Copy every line of the records exactly, without including the images.
━━ Data records ━━
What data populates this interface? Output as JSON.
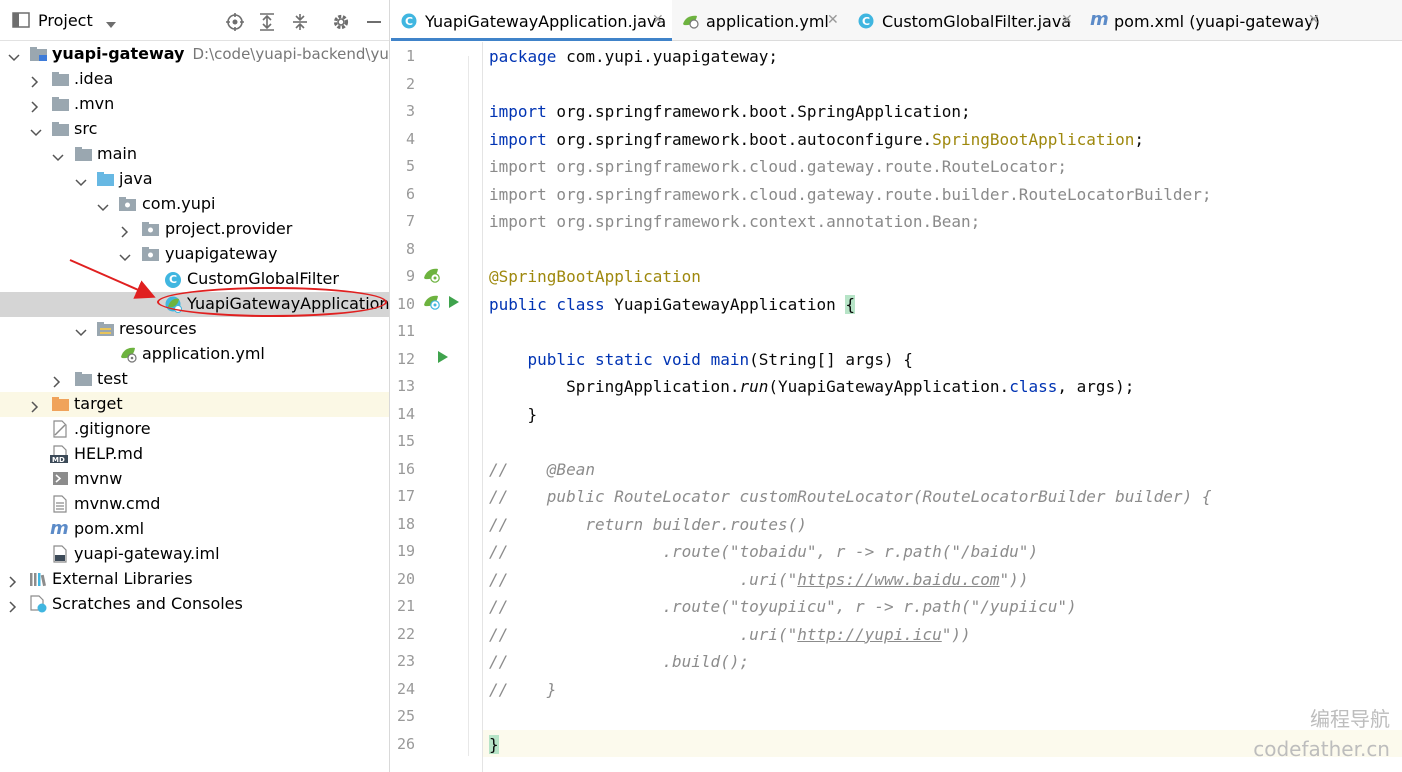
{
  "panel": {
    "title": "Project"
  },
  "tree": [
    {
      "label": "yuapi-gateway",
      "path": "D:\\code\\yuapi-backend\\yuapi"
    },
    {
      "label": ".idea"
    },
    {
      "label": ".mvn"
    },
    {
      "label": "src"
    },
    {
      "label": "main"
    },
    {
      "label": "java"
    },
    {
      "label": "com.yupi"
    },
    {
      "label": "project.provider"
    },
    {
      "label": "yuapigateway"
    },
    {
      "label": "CustomGlobalFilter"
    },
    {
      "label": "YuapiGatewayApplication"
    },
    {
      "label": "resources"
    },
    {
      "label": "application.yml"
    },
    {
      "label": "test"
    },
    {
      "label": "target"
    },
    {
      "label": ".gitignore"
    },
    {
      "label": "HELP.md"
    },
    {
      "label": "mvnw"
    },
    {
      "label": "mvnw.cmd"
    },
    {
      "label": "pom.xml"
    },
    {
      "label": "yuapi-gateway.iml"
    },
    {
      "label": "External Libraries"
    },
    {
      "label": "Scratches and Consoles"
    }
  ],
  "tabs": [
    {
      "label": "YuapiGatewayApplication.java",
      "active": true
    },
    {
      "label": "application.yml"
    },
    {
      "label": "CustomGlobalFilter.java"
    },
    {
      "label": "pom.xml (yuapi-gateway)"
    }
  ],
  "line_numbers": [
    "1",
    "2",
    "3",
    "4",
    "5",
    "6",
    "7",
    "8",
    "9",
    "10",
    "11",
    "12",
    "13",
    "14",
    "15",
    "16",
    "17",
    "18",
    "19",
    "20",
    "21",
    "22",
    "23",
    "24",
    "25",
    "26"
  ],
  "code": [
    [
      [
        "kw",
        "package"
      ],
      [
        "plain",
        " com.yupi.yuapigateway;"
      ]
    ],
    [],
    [
      [
        "kw",
        "import"
      ],
      [
        "plain",
        " org.springframework.boot.SpringApplication;"
      ]
    ],
    [
      [
        "kw",
        "import"
      ],
      [
        "plain",
        " org.springframework.boot.autoconfigure."
      ],
      [
        "ann",
        "SpringBootApplication"
      ],
      [
        "plain",
        ";"
      ]
    ],
    [
      [
        "dim",
        "import org.springframework.cloud.gateway.route.RouteLocator;"
      ]
    ],
    [
      [
        "dim",
        "import org.springframework.cloud.gateway.route.builder.RouteLocatorBuilder;"
      ]
    ],
    [
      [
        "dim",
        "import org.springframework.context.annotation.Bean;"
      ]
    ],
    [],
    [
      [
        "ann",
        "@SpringBootApplication"
      ]
    ],
    [
      [
        "kw",
        "public class"
      ],
      [
        "plain",
        " YuapiGatewayApplication "
      ],
      [
        "brace",
        "{"
      ]
    ],
    [],
    [
      [
        "plain",
        "    "
      ],
      [
        "kw",
        "public static void"
      ],
      [
        "plain",
        " "
      ],
      [
        "kw",
        "main"
      ],
      [
        "plain",
        "(String[] args) {"
      ]
    ],
    [
      [
        "plain",
        "        SpringApplication."
      ],
      [
        "italic",
        "run"
      ],
      [
        "plain",
        "(YuapiGatewayApplication."
      ],
      [
        "kw",
        "class"
      ],
      [
        "plain",
        ", args);"
      ]
    ],
    [
      [
        "plain",
        "    }"
      ]
    ],
    [],
    [
      [
        "cmt",
        "//    @Bean"
      ]
    ],
    [
      [
        "cmt",
        "//    public RouteLocator customRouteLocator(RouteLocatorBuilder builder) {"
      ]
    ],
    [
      [
        "cmt",
        "//        return builder.routes()"
      ]
    ],
    [
      [
        "cmt",
        "//                .route(\"tobaidu\", r -> r.path(\"/baidu\")"
      ]
    ],
    [
      [
        "cmt",
        "//                        .uri(\""
      ],
      [
        "cmtlink",
        "https://www.baidu.com"
      ],
      [
        "cmt",
        "\"))"
      ]
    ],
    [
      [
        "cmt",
        "//                .route(\"toyupiicu\", r -> r.path(\"/yupiicu\")"
      ]
    ],
    [
      [
        "cmt",
        "//                        .uri(\""
      ],
      [
        "cmtlink",
        "http://yupi.icu"
      ],
      [
        "cmt",
        "\"))"
      ]
    ],
    [
      [
        "cmt",
        "//                .build();"
      ]
    ],
    [
      [
        "cmt",
        "//    }"
      ]
    ],
    [],
    [
      [
        "brace",
        "}"
      ]
    ]
  ],
  "watermark": {
    "line1": "编程导航",
    "line2": "codefather.cn"
  }
}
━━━
Exercise solution -
What data populates this interface? Output as JSON.
{
  "panel": {
    "title": "Project"
  },
  "tree": [
    {
      "label": "yuapi-gateway",
      "path": "D:\\code\\yuapi-backend\\yuapi"
    },
    {
      "label": ".idea"
    },
    {
      "label": ".mvn"
    },
    {
      "label": "src"
    },
    {
      "label": "main"
    },
    {
      "label": "java"
    },
    {
      "label": "com.yupi"
    },
    {
      "label": "project.provider"
    },
    {
      "label": "yuapigateway"
    },
    {
      "label": "CustomGlobalFilter"
    },
    {
      "label": "YuapiGatewayApplication"
    },
    {
      "label": "resources"
    },
    {
      "label": "application.yml"
    },
    {
      "label": "test"
    },
    {
      "label": "target"
    },
    {
      "label": ".gitignore"
    },
    {
      "label": "HELP.md"
    },
    {
      "label": "mvnw"
    },
    {
      "label": "mvnw.cmd"
    },
    {
      "label": "pom.xml"
    },
    {
      "label": "yuapi-gateway.iml"
    },
    {
      "label": "External Libraries"
    },
    {
      "label": "Scratches and Consoles"
    }
  ],
  "tabs": [
    {
      "label": "YuapiGatewayApplication.java",
      "active": true
    },
    {
      "label": "application.yml"
    },
    {
      "label": "CustomGlobalFilter.java"
    },
    {
      "label": "pom.xml (yuapi-gateway)"
    }
  ],
  "line_numbers": [
    "1",
    "2",
    "3",
    "4",
    "5",
    "6",
    "7",
    "8",
    "9",
    "10",
    "11",
    "12",
    "13",
    "14",
    "15",
    "16",
    "17",
    "18",
    "19",
    "20",
    "21",
    "22",
    "23",
    "24",
    "25",
    "26"
  ],
  "code": [
    [
      [
        "kw",
        "package"
      ],
      [
        "plain",
        " com.yupi.yuapigateway;"
      ]
    ],
    [],
    [
      [
        "kw",
        "import"
      ],
      [
        "plain",
        " org.springframework.boot.SpringApplication;"
      ]
    ],
    [
      [
        "kw",
        "import"
      ],
      [
        "plain",
        " org.springframework.boot.autoconfigure."
      ],
      [
        "ann",
        "SpringBootApplication"
      ],
      [
        "plain",
        ";"
      ]
    ],
    [
      [
        "dim",
        "import org.springframework.cloud.gateway.route.RouteLocator;"
      ]
    ],
    [
      [
        "dim",
        "import org.springframework.cloud.gateway.route.builder.RouteLocatorBuilder;"
      ]
    ],
    [
      [
        "dim",
        "import org.springframework.context.annotation.Bean;"
      ]
    ],
    [],
    [
      [
        "ann",
        "@SpringBootApplication"
      ]
    ],
    [
      [
        "kw",
        "public class"
      ],
      [
        "plain",
        " YuapiGatewayApplication "
      ],
      [
        "brace",
        "{"
      ]
    ],
    [],
    [
      [
        "plain",
        "    "
      ],
      [
        "kw",
        "public static void"
      ],
      [
        "plain",
        " "
      ],
      [
        "kw",
        "main"
      ],
      [
        "plain",
        "(String[] args) {"
      ]
    ],
    [
      [
        "plain",
        "        SpringApplication."
      ],
      [
        "italic",
        "run"
      ],
      [
        "plain",
        "(YuapiGatewayApplication."
      ],
      [
        "kw",
        "class"
      ],
      [
        "plain",
        ", args);"
      ]
    ],
    [
      [
        "plain",
        "    }"
      ]
    ],
    [],
    [
      [
        "cmt",
        "//    @Bean"
      ]
    ],
    [
      [
        "cmt",
        "//    public RouteLocator customRouteLocator(RouteLocatorBuilder builder) {"
      ]
    ],
    [
      [
        "cmt",
        "//        return builder.routes()"
      ]
    ],
    [
      [
        "cmt",
        "//                .route(\"tobaidu\", r -> r.path(\"/baidu\")"
      ]
    ],
    [
      [
        "cmt",
        "//                        .uri(\""
      ],
      [
        "cmtlink",
        "https://www.baidu.com"
      ],
      [
        "cmt",
        "\"))"
      ]
    ],
    [
      [
        "cmt",
        "//                .route(\"toyupiicu\", r -> r.path(\"/yupiicu\")"
      ]
    ],
    [
      [
        "cmt",
        "//                        .uri(\""
      ],
      [
        "cmtlink",
        "http://yupi.icu"
      ],
      [
        "cmt",
        "\"))"
      ]
    ],
    [
      [
        "cmt",
        "//                .build();"
      ]
    ],
    [
      [
        "cmt",
        "//    }"
      ]
    ],
    [],
    [
      [
        "brace",
        "}"
      ]
    ]
  ],
  "watermark": {
    "line1": "编程导航",
    "line2": "codefather.cn"
  }
}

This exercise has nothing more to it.